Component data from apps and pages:
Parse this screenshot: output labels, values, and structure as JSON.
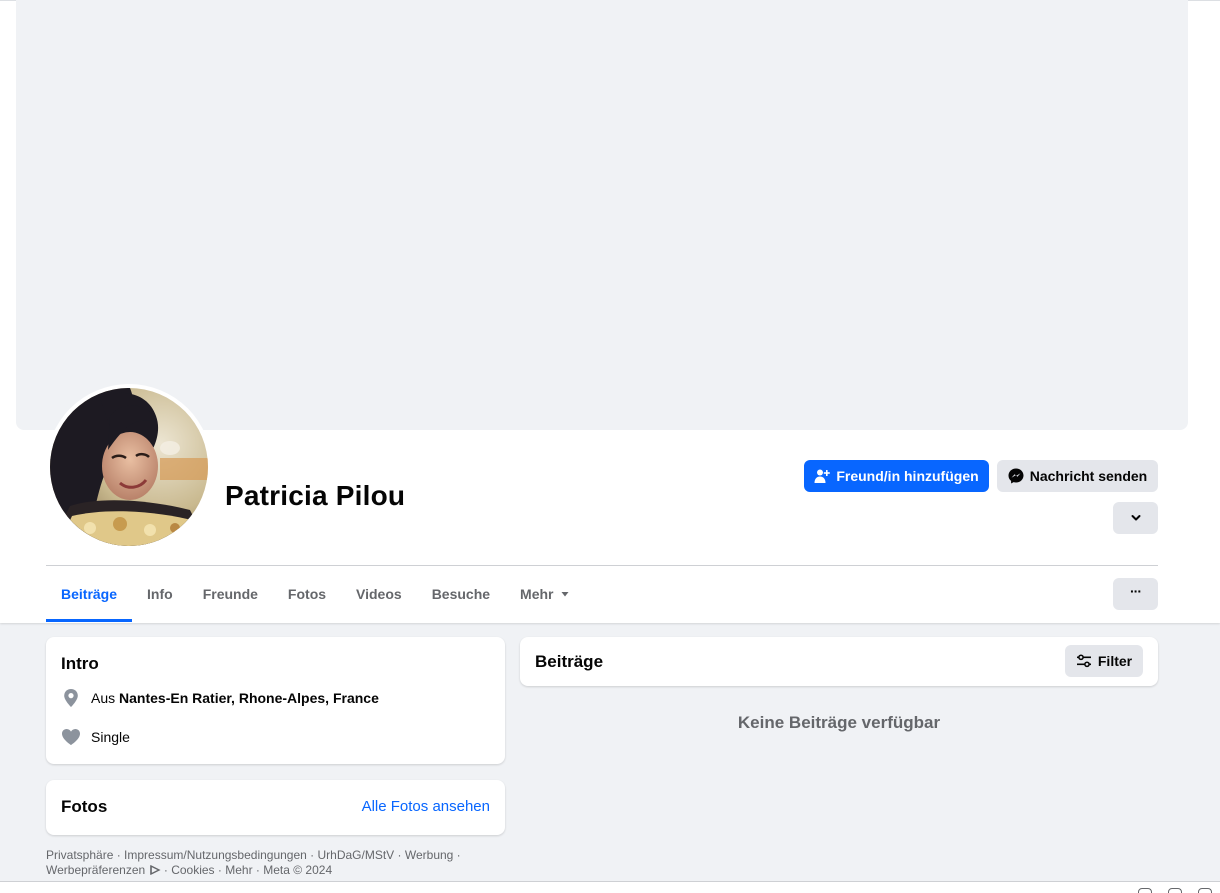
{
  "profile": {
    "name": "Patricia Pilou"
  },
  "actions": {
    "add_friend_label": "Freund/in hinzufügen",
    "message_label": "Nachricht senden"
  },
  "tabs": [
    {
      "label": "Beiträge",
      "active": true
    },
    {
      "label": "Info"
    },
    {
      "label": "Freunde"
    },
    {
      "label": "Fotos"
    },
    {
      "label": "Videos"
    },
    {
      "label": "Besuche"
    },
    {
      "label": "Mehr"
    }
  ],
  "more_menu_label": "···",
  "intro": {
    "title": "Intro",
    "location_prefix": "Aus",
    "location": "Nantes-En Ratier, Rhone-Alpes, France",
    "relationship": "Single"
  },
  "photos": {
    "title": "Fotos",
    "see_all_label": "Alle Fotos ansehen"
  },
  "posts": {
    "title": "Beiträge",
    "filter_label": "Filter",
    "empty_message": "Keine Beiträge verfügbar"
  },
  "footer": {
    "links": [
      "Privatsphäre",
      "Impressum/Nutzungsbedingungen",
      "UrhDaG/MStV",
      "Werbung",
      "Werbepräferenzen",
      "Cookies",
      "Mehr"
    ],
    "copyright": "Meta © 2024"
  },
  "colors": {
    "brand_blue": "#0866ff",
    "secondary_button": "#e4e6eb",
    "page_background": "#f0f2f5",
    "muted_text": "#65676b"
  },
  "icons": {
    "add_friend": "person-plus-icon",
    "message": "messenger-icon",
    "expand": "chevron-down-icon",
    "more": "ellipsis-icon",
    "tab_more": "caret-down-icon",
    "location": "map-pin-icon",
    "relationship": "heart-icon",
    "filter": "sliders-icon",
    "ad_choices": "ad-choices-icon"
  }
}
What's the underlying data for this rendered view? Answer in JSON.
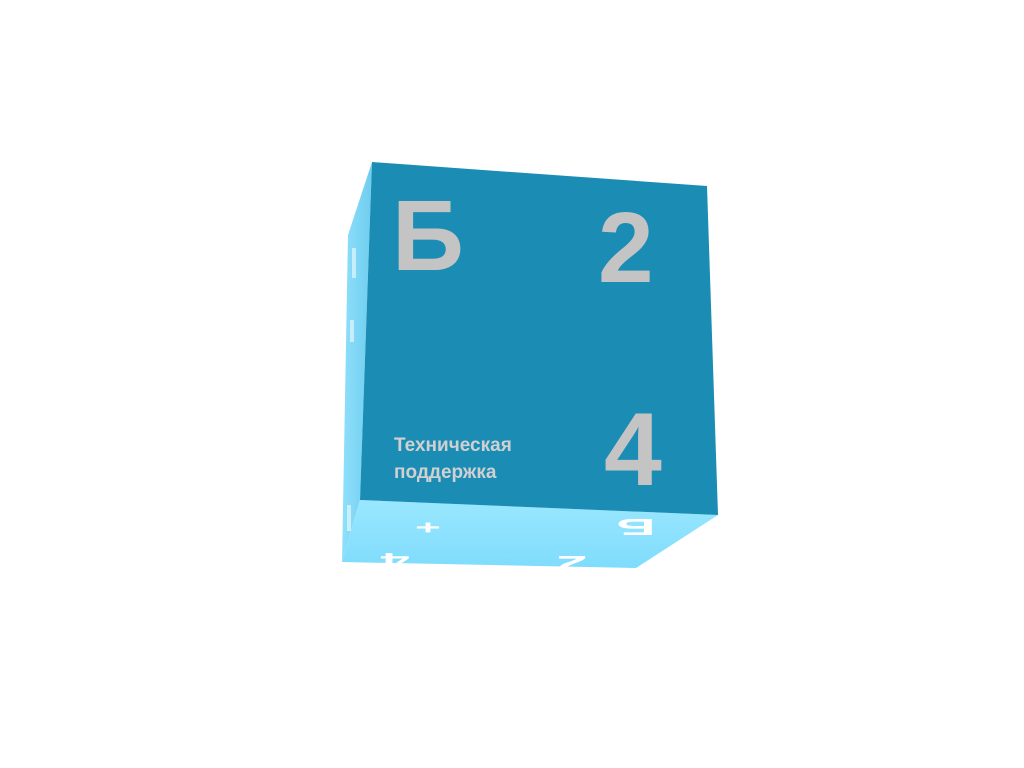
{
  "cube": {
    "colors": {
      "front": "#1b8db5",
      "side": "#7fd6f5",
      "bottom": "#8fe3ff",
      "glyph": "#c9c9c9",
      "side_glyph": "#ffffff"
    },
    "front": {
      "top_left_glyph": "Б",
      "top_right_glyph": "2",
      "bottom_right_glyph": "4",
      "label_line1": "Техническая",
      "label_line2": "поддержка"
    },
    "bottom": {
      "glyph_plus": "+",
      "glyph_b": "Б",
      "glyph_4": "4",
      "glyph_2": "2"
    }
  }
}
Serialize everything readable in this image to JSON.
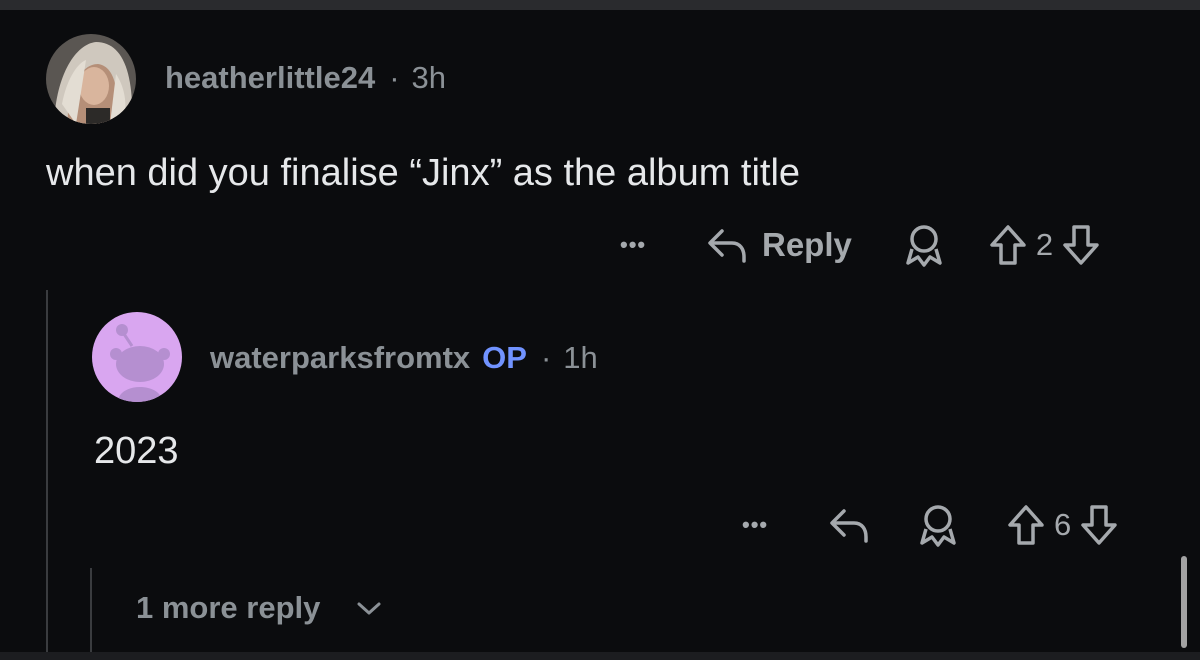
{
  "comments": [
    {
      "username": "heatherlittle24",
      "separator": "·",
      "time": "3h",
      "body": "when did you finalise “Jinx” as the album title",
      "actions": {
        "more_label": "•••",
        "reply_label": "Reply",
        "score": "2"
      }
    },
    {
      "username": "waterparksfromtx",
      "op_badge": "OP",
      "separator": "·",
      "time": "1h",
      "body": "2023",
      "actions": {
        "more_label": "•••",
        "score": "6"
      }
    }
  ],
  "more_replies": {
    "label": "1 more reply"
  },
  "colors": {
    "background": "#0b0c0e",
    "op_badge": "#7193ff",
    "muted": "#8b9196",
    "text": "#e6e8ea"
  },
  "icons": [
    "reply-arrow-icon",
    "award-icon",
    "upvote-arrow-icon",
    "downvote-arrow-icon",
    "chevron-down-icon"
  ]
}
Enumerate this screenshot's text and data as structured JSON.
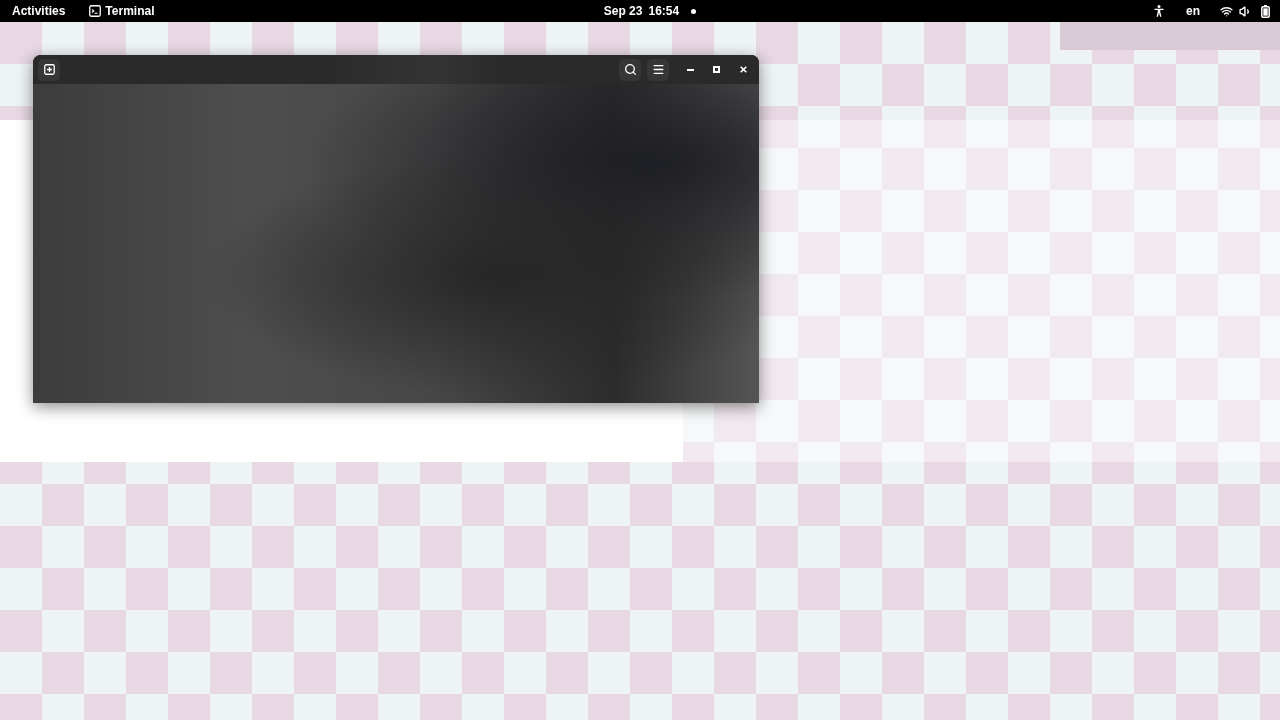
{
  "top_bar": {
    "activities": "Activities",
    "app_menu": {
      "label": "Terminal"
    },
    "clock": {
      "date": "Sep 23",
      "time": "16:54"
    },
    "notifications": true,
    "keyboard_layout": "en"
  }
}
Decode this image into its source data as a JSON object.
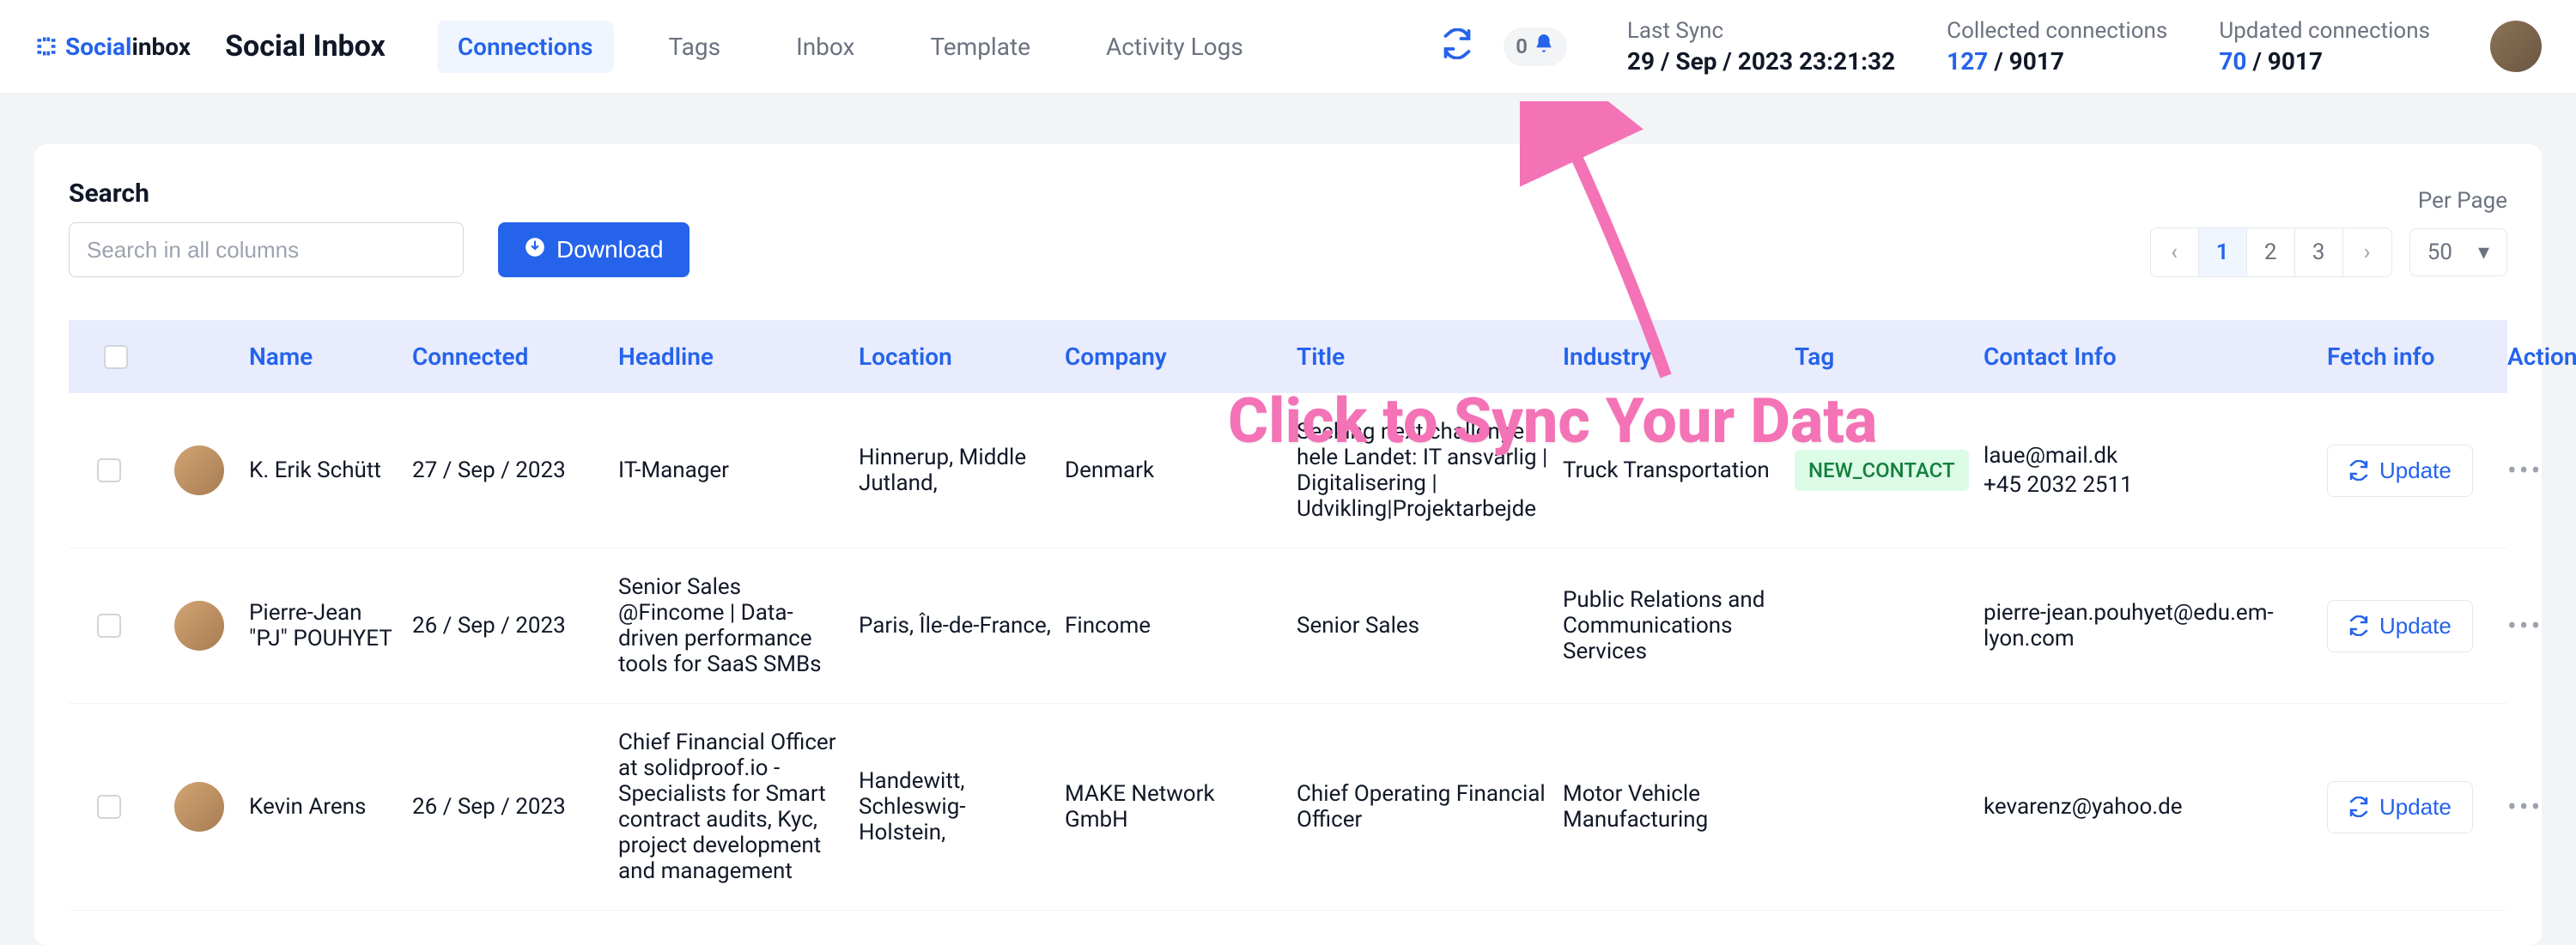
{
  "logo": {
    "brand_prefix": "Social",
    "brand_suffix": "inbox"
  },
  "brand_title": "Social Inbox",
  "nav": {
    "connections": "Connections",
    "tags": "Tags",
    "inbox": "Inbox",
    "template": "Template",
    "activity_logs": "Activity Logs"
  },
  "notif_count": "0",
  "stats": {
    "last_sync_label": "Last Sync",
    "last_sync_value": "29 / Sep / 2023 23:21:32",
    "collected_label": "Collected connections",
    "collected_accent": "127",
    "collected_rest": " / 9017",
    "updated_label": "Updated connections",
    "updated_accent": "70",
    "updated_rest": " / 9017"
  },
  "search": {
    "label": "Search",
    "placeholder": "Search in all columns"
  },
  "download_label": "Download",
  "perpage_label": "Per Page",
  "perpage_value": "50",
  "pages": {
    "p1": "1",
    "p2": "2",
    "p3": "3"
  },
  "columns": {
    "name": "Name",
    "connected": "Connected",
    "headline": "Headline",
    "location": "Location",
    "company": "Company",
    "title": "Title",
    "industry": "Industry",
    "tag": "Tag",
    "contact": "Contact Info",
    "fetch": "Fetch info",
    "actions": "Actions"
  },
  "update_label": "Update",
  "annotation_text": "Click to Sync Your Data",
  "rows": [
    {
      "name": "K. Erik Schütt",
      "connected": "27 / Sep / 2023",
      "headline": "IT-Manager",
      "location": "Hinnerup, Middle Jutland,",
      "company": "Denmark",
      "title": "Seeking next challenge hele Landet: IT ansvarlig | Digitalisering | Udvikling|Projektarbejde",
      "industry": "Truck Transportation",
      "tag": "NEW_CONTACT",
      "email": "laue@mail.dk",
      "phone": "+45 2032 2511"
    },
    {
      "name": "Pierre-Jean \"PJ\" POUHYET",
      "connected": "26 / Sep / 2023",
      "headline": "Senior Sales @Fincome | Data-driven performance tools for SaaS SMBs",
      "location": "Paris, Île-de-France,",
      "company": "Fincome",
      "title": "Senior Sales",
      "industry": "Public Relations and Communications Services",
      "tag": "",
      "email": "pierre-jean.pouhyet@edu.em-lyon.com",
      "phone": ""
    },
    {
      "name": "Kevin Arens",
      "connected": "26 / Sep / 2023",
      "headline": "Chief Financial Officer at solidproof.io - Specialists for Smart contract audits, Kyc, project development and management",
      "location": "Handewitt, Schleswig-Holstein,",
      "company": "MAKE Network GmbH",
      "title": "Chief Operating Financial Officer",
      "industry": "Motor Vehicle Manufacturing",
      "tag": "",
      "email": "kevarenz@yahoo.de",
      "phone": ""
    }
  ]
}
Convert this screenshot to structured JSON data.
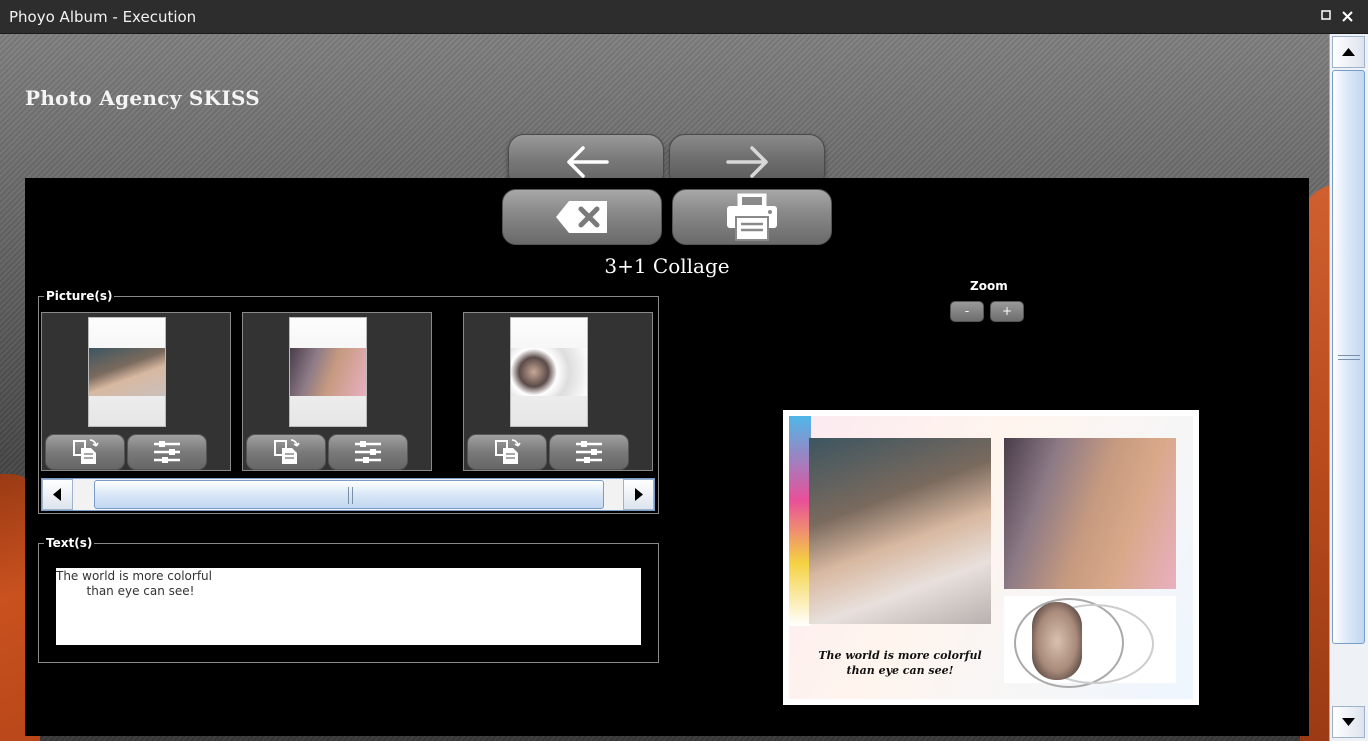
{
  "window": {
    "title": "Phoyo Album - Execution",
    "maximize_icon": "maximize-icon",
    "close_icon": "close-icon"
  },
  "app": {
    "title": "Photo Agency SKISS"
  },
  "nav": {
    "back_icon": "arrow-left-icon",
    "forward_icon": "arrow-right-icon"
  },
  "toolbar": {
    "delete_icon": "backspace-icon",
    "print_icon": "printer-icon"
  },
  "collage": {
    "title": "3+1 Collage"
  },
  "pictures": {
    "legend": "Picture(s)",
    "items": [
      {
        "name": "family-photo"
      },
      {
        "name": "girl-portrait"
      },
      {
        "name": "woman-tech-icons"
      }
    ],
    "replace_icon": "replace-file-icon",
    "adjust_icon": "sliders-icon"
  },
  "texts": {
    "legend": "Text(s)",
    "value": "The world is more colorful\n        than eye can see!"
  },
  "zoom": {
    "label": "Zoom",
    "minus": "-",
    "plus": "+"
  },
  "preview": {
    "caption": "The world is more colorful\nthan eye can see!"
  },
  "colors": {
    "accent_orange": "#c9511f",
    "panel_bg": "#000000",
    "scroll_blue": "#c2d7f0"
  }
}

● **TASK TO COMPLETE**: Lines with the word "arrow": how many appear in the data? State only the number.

● **PROBLEM SOLUTION**: 5